Description : Although we tend to accord our highest praise to films with strong messages, Hollywood is resolutely unserious in its goals, and closer perhaps to music than to literature in this regard. Thus, in order to appreciate Hollywood's classic movies, we have to understand them as the result of a style of filmmaking that justifies itself through the grace and beauty of its form. This beauty, when seen, challenges our notion of film as the poorer cousin of the high arts, or as worthwhile only when it serves a social purpose. The Hidden Art of Hollywood draws from a huge fund of recorded interviews with the directors, writers, cinematographers, set designers, producers, and actors who were a part of the studio process, in order to give the filmmakers themselves the chance to explain a very elusive phenomenon: the glancing beauty of the Hollywood film. While the greatness of the classic Hollywood film is, for many of us, settled business, there are also a great number who have difficulty understanding why these films—which can often seem dated and unrealistic compared to modern fare—are taken as seriously as they are. Although we tend to accord our highest praise to films with strong and often didactic messages, Hollywood is resolutely unserious in its goals, and closer perhaps to music than to literature in this regard. Thus, in order to appreciate classic American movies, we have to understand them as the result of a style of filmmaking that justifies itself not through ideas or social relevance, but through the grace and beauty of its form. The beauty of the Hollywood film challenges our notion of film as the poorer cousin of the high arts, or as worthwhile only when it serves a social purpose. In his effort to answer the many questions that classic American cinema suggests, author John Fawell considers previous criticism of Hollywood, but also draws from a huge fund of recorded interviews with the directors, writers, cinematographers, set designers, producers, and actors who were a part of the studio process, in order to give the filmmakers themselves the chance to explain a very elusive phenomenon: the glancing beauty of the Hollywood film.
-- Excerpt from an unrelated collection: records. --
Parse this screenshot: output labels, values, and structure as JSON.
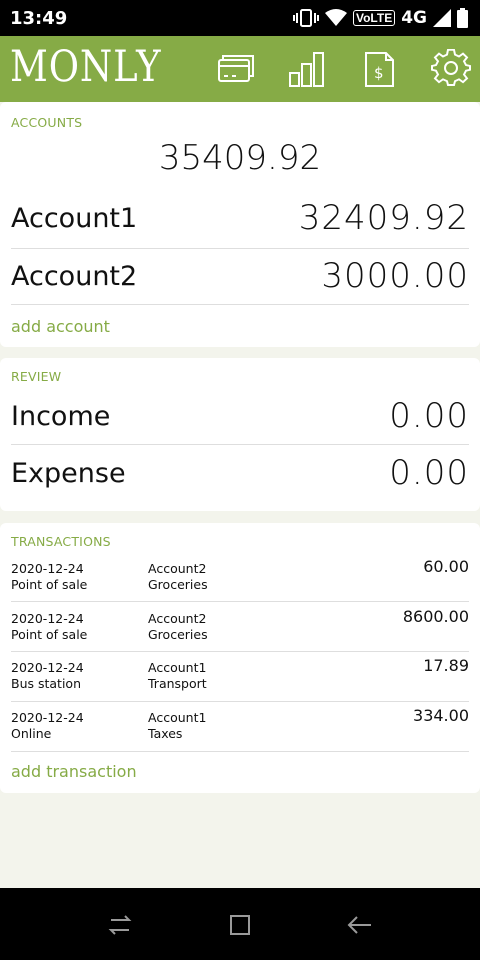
{
  "status_bar": {
    "time": "13:49",
    "volte": "VoLTE",
    "network": "4G"
  },
  "app": {
    "logo": "MONLY",
    "accent_color": "#86ab46"
  },
  "toolbar_icons": [
    "card-icon",
    "bar-chart-icon",
    "invoice-dollar-icon",
    "gear-icon"
  ],
  "accounts": {
    "label": "ACCOUNTS",
    "total": "35409.92",
    "items": [
      {
        "name": "Account1",
        "amount": "32409.92"
      },
      {
        "name": "Account2",
        "amount": "3000.00"
      }
    ],
    "add_label": "add account"
  },
  "review": {
    "label": "REVIEW",
    "items": [
      {
        "name": "Income",
        "amount": "0.00"
      },
      {
        "name": "Expense",
        "amount": "0.00"
      }
    ]
  },
  "transactions": {
    "label": "TRANSACTIONS",
    "rows": [
      {
        "date": "2020-12-24",
        "place": "Point of sale",
        "account": "Account2",
        "category": "Groceries",
        "amount": "60.00"
      },
      {
        "date": "2020-12-24",
        "place": "Point of sale",
        "account": "Account2",
        "category": "Groceries",
        "amount": "8600.00"
      },
      {
        "date": "2020-12-24",
        "place": "Bus station",
        "account": "Account1",
        "category": "Transport",
        "amount": "17.89"
      },
      {
        "date": "2020-12-24",
        "place": "Online",
        "account": "Account1",
        "category": "Taxes",
        "amount": "334.00"
      }
    ],
    "add_label": "add transaction"
  },
  "nav_icons": [
    "recents-icon",
    "home-icon",
    "back-icon"
  ]
}
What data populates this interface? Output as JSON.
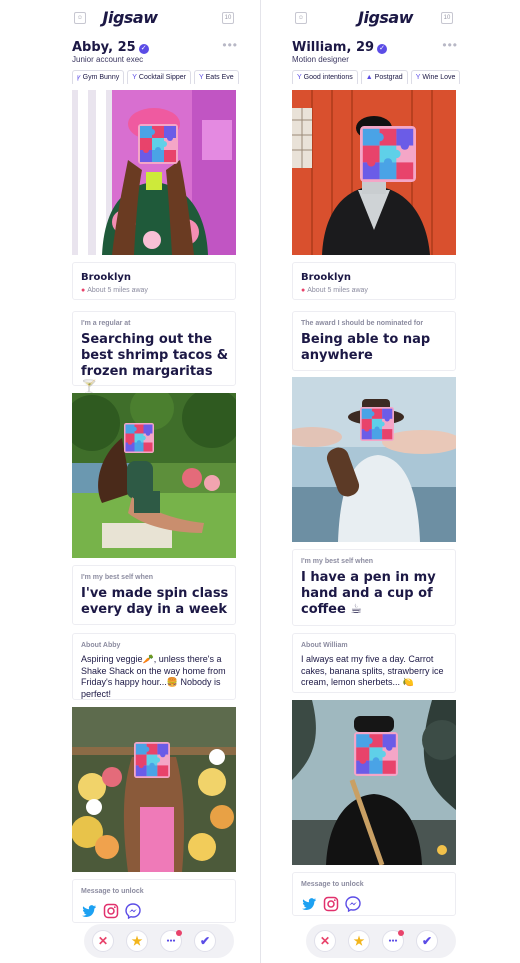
{
  "app": {
    "logo": "Jigsaw"
  },
  "colors": {
    "accent": "#5b4ce6",
    "ink": "#1c1845",
    "pin": "#e8436b",
    "muted": "#8c8ca0"
  },
  "profiles": [
    {
      "name": "Abby, 25",
      "job": "Junior account exec",
      "chips": [
        {
          "icon": "glass-icon",
          "label": "Gym Bunny"
        },
        {
          "icon": "cocktail-icon",
          "label": "Cocktail Sipper"
        },
        {
          "icon": "glass-icon",
          "label": "Eats Eve"
        }
      ],
      "location": {
        "city": "Brooklyn",
        "distance": "About 5 miles away"
      },
      "prompt1": {
        "label": "I'm a regular at",
        "answer": "Searching out the best shrimp tacos & frozen margaritas 🍸"
      },
      "prompt2": {
        "label": "I'm my best self when",
        "answer": "I've made spin class every day in a week"
      },
      "about": {
        "label": "About Abby",
        "text": "Aspiring veggie🥕, unless there's a Shake Shack on the way home from Friday's happy hour...🍔 Nobody is perfect!"
      },
      "unlock": {
        "label": "Message to unlock",
        "socials": [
          "twitter-icon",
          "instagram-icon",
          "messenger-icon"
        ]
      }
    },
    {
      "name": "William, 29",
      "job": "Motion designer",
      "chips": [
        {
          "icon": "glass-icon",
          "label": "Good intentions"
        },
        {
          "icon": "graduation-cap-icon",
          "label": "Postgrad"
        },
        {
          "icon": "glass-icon",
          "label": "Wine Love"
        }
      ],
      "location": {
        "city": "Brooklyn",
        "distance": "About 5 miles away"
      },
      "prompt1": {
        "label": "The award I should be nominated for",
        "answer": "Being able to nap anywhere"
      },
      "prompt2": {
        "label": "I'm my best self when",
        "answer": "I have a pen in my hand and a cup of coffee ☕"
      },
      "about": {
        "label": "About William",
        "text": "I always eat my five a day. Carrot cakes, banana splits, strawberry ice cream, lemon sherbets... 🍋"
      },
      "unlock": {
        "label": "Message to unlock",
        "socials": [
          "twitter-icon",
          "instagram-icon",
          "messenger-icon"
        ]
      }
    }
  ],
  "actions": [
    {
      "icon": "close-icon",
      "glyph": "✕"
    },
    {
      "icon": "star-icon",
      "glyph": "★"
    },
    {
      "icon": "message-icon",
      "glyph": "●●●"
    },
    {
      "icon": "check-icon",
      "glyph": "✔"
    }
  ]
}
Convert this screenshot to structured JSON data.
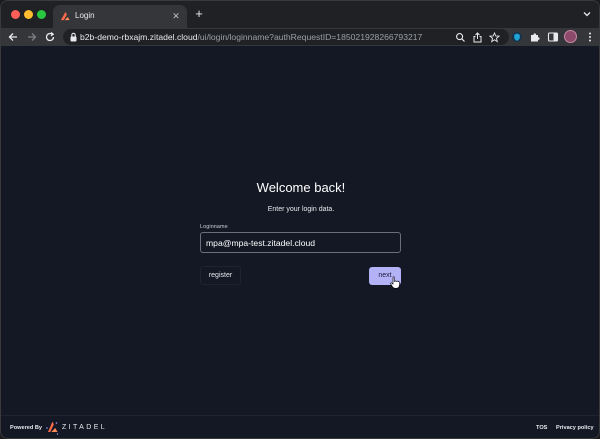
{
  "browser": {
    "tab_title": "Login",
    "new_tab_symbol": "+",
    "close_symbol": "✕",
    "url_host": "b2b-demo-rbxajm.zitadel.cloud",
    "url_path": "/ui/login/loginname?authRequestID=185021928266793217"
  },
  "login": {
    "title": "Welcome back!",
    "subtitle": "Enter your login data.",
    "field_label": "Loginname",
    "field_value": "mpa@mpa-test.zitadel.cloud",
    "register_label": "register",
    "next_label": "next"
  },
  "footer": {
    "powered_by": "Powered By",
    "brand": "ZITADEL",
    "tos": "TOS",
    "privacy": "Privacy policy"
  },
  "colors": {
    "page_background": "#141824",
    "primary_button": "#b4b2f7",
    "brand_accent": "#ff6b4a"
  }
}
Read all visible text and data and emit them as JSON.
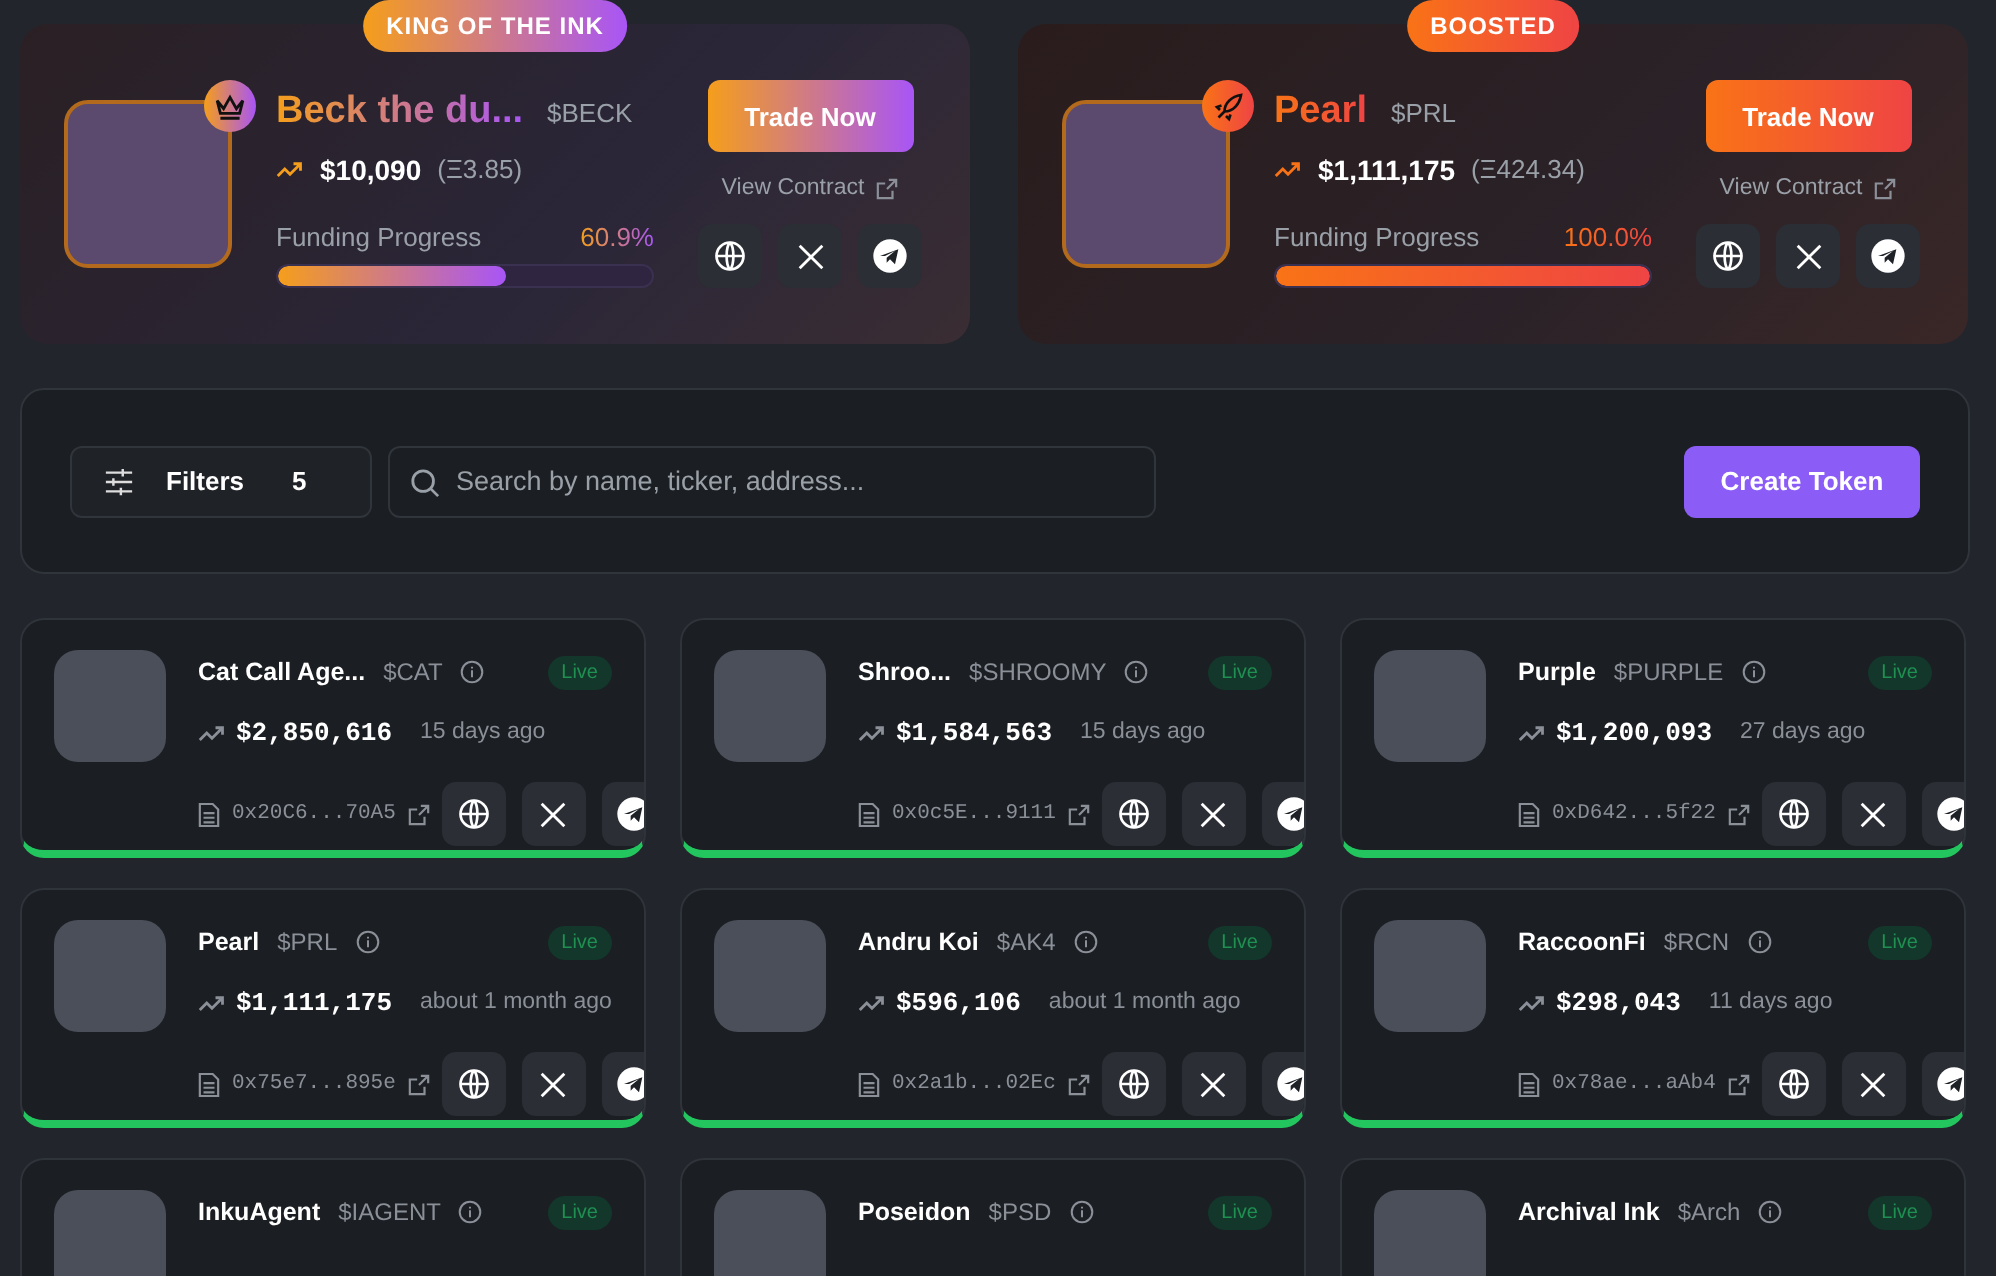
{
  "featured": [
    {
      "kind": "king",
      "badge": "KING OF THE INK",
      "name": "Beck the du...",
      "ticker": "$BECK",
      "price": "$10,090",
      "eth": "(Ξ3.85)",
      "funding_label": "Funding Progress",
      "funding_percent": "60.9%",
      "level": 0.609,
      "trade_button": "Trade Now",
      "view_contract": "View Contract"
    },
    {
      "kind": "boosted",
      "badge": "BOOSTED",
      "name": "Pearl",
      "ticker": "$PRL",
      "price": "$1,111,175",
      "eth": "(Ξ424.34)",
      "funding_label": "Funding Progress",
      "funding_percent": "100.0%",
      "level": 1.0,
      "trade_button": "Trade Now",
      "view_contract": "View Contract"
    }
  ],
  "toolbar": {
    "filters_label": "Filters",
    "filters_count": "5",
    "search": {
      "placeholder": "Search by name, ticker, address..."
    },
    "create_button": "Create Token"
  },
  "tokens": [
    {
      "name": "Cat Call Age...",
      "ticker": "$CAT",
      "status": "Live",
      "price": "$2,850,616",
      "age": "15 days ago",
      "address": "0x20C6...70A5"
    },
    {
      "name": "Shroo...",
      "ticker": "$SHROOMY",
      "status": "Live",
      "price": "$1,584,563",
      "age": "15 days ago",
      "address": "0x0c5E...9111"
    },
    {
      "name": "Purple",
      "ticker": "$PURPLE",
      "status": "Live",
      "price": "$1,200,093",
      "age": "27 days ago",
      "address": "0xD642...5f22"
    },
    {
      "name": "Pearl",
      "ticker": "$PRL",
      "status": "Live",
      "price": "$1,111,175",
      "age": "about 1 month ago",
      "address": "0x75e7...895e"
    },
    {
      "name": "Andru Koi",
      "ticker": "$AK4",
      "status": "Live",
      "price": "$596,106",
      "age": "about 1 month ago",
      "address": "0x2a1b...02Ec"
    },
    {
      "name": "RaccoonFi",
      "ticker": "$RCN",
      "status": "Live",
      "price": "$298,043",
      "age": "11 days ago",
      "address": "0x78ae...aAb4"
    },
    {
      "name": "InkuAgent",
      "ticker": "$IAGENT",
      "status": "Live"
    },
    {
      "name": "Poseidon",
      "ticker": "$PSD",
      "status": "Live"
    },
    {
      "name": "Archival Ink",
      "ticker": "$Arch",
      "status": "Live"
    }
  ]
}
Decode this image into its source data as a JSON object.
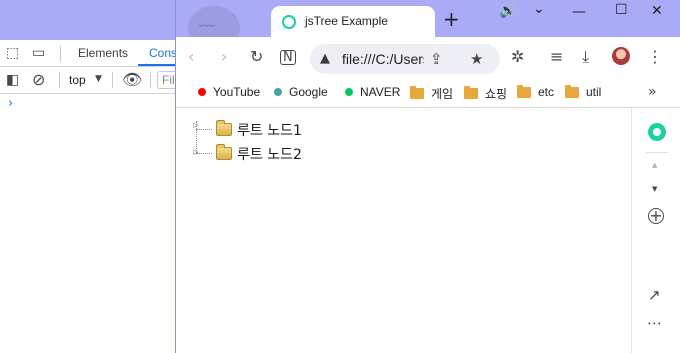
{
  "devtools": {
    "tabs": [
      "Elements",
      "Cons"
    ],
    "context": "top",
    "filter_placeholder": "Fil",
    "prompt": "›",
    "icons": [
      "inspect-element-icon",
      "device-toolbar-icon",
      "sidebar-toggle-icon",
      "clear-console-icon",
      "eye-icon"
    ]
  },
  "chrome": {
    "tab_title": "jsTree Example",
    "new_tab": "+",
    "window_controls": {
      "sound": "🔊",
      "dropdown": "⌄",
      "minimize": "—",
      "maximize": "☐",
      "close": "✕"
    },
    "url": "file:///C:/Users",
    "bookmarks": [
      {
        "label": "YouTube",
        "type": "dot",
        "color": "#ff0000"
      },
      {
        "label": "Google",
        "type": "dot",
        "color": "#4a9e9e"
      },
      {
        "label": "NAVER",
        "type": "dot",
        "color": "#03c75a"
      },
      {
        "label": "게임",
        "type": "folder"
      },
      {
        "label": "쇼핑",
        "type": "folder"
      },
      {
        "label": "etc",
        "type": "folder"
      },
      {
        "label": "util",
        "type": "folder"
      }
    ],
    "bookmarks_more": "»",
    "tree": {
      "nodes": [
        {
          "label": "루트 노드1"
        },
        {
          "label": "루트 노드2"
        }
      ]
    },
    "side_panel": {
      "add": "+",
      "more": "⋯"
    }
  },
  "colors": {
    "titlebar": "#a9abf7",
    "accent": "#1a73e8",
    "app_green": "#1bd1a1",
    "folder": "#e7a73a"
  }
}
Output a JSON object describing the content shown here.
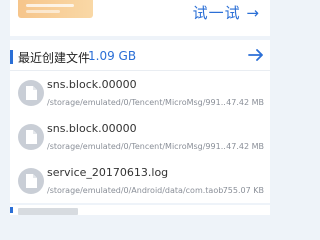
{
  "top": {
    "try_link": "试一试 →"
  },
  "recent": {
    "title": "最近创建文件",
    "total_size": "1.09 GB",
    "icons": {
      "arrow": "arrow-right-icon",
      "file": "file-icon"
    },
    "accent_color": "#2b6fd6",
    "files": [
      {
        "name": "sns.block.00000",
        "path": "/storage/emulated/0/Tencent/MicroMsg/991...",
        "size": "47.42 MB"
      },
      {
        "name": "sns.block.00000",
        "path": "/storage/emulated/0/Tencent/MicroMsg/991...",
        "size": "47.42 MB"
      },
      {
        "name": "service_20170613.log",
        "path": "/storage/emulated/0/Android/data/com.taob...",
        "size": "755.07 KB"
      }
    ]
  }
}
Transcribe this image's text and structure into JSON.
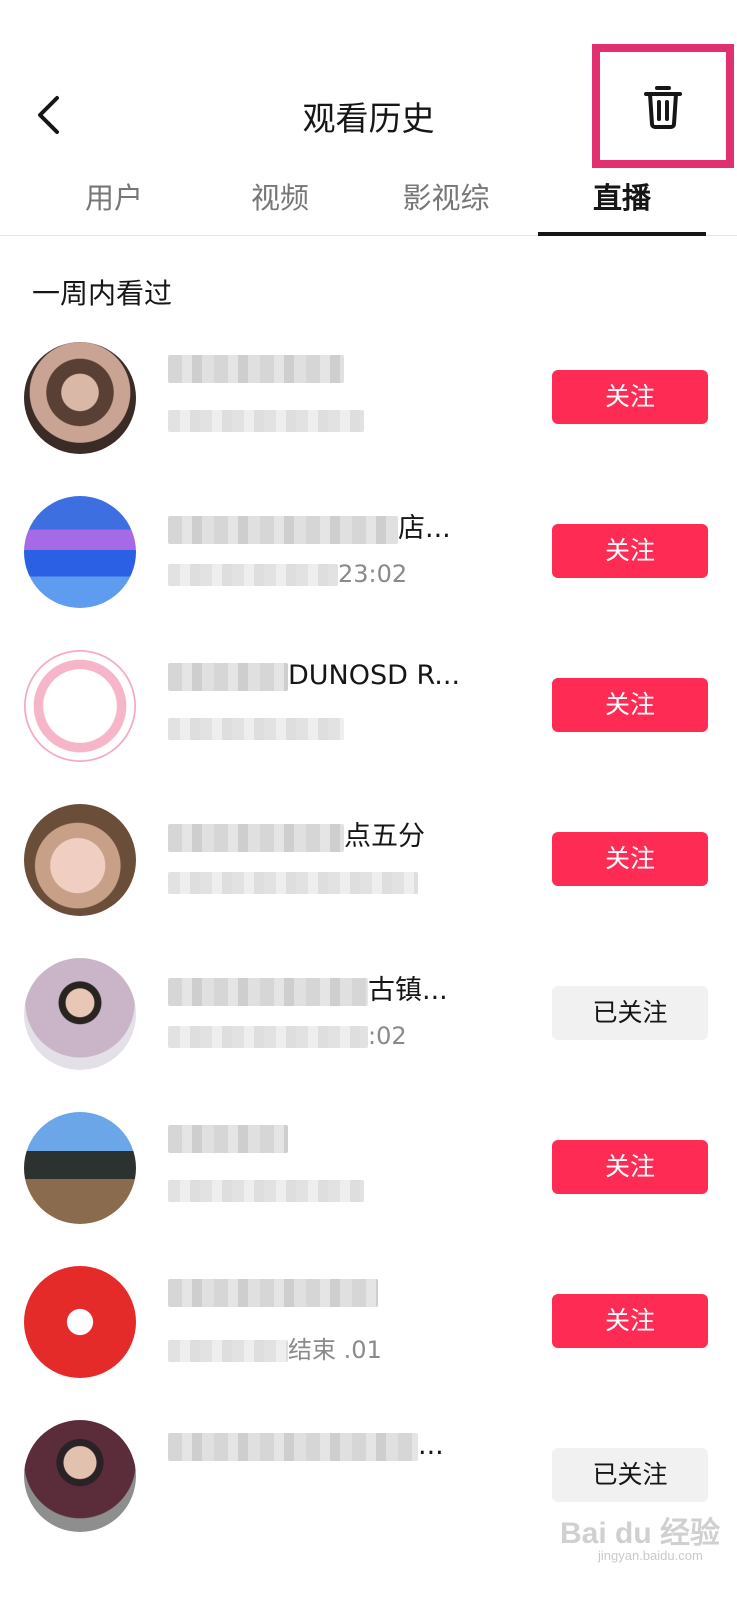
{
  "header": {
    "title": "观看历史",
    "back_icon": "chevron-left-icon",
    "delete_icon": "trash-icon",
    "highlight_color": "#e0306f"
  },
  "tabs": [
    {
      "label": "用户",
      "active": false
    },
    {
      "label": "视频",
      "active": false
    },
    {
      "label": "影视综",
      "active": false
    },
    {
      "label": "直播",
      "active": true
    }
  ],
  "section": {
    "label": "一周内看过"
  },
  "colors": {
    "follow_bg": "#fe2c55",
    "followed_bg": "#f1f1f2",
    "text": "#161616",
    "muted": "#8a8a8a"
  },
  "items": [
    {
      "name_visible": "",
      "sub_visible": "",
      "button": "关注",
      "followed": false
    },
    {
      "name_visible": "店...",
      "sub_visible": "23:02",
      "button": "关注",
      "followed": false
    },
    {
      "name_visible": "DUNOSD R...",
      "sub_visible": "",
      "button": "关注",
      "followed": false
    },
    {
      "name_visible": "点五分",
      "sub_visible": "",
      "button": "关注",
      "followed": false
    },
    {
      "name_visible": "古镇...",
      "sub_visible": ":02",
      "button": "已关注",
      "followed": true
    },
    {
      "name_visible": "",
      "sub_visible": "",
      "button": "关注",
      "followed": false
    },
    {
      "name_visible": "",
      "sub_visible": "结束 .01",
      "button": "关注",
      "followed": false
    },
    {
      "name_visible": "...",
      "sub_visible": "",
      "button": "已关注",
      "followed": true
    }
  ],
  "watermark": {
    "text": "Bai du 经验",
    "sub": "jingyan.baidu.com"
  }
}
The films of certain great auteurs, including Charlie Chaplin, Ernst Lubitsch, Preston Sturges, Alfred Hitchcock, Billy Wilder, John Ford, and Orson Welles, receive particular attention here, but this book is organized by ideas rather than films or artists, and it draws from a wide array of Hollywood films, both successes and failures, to make its points.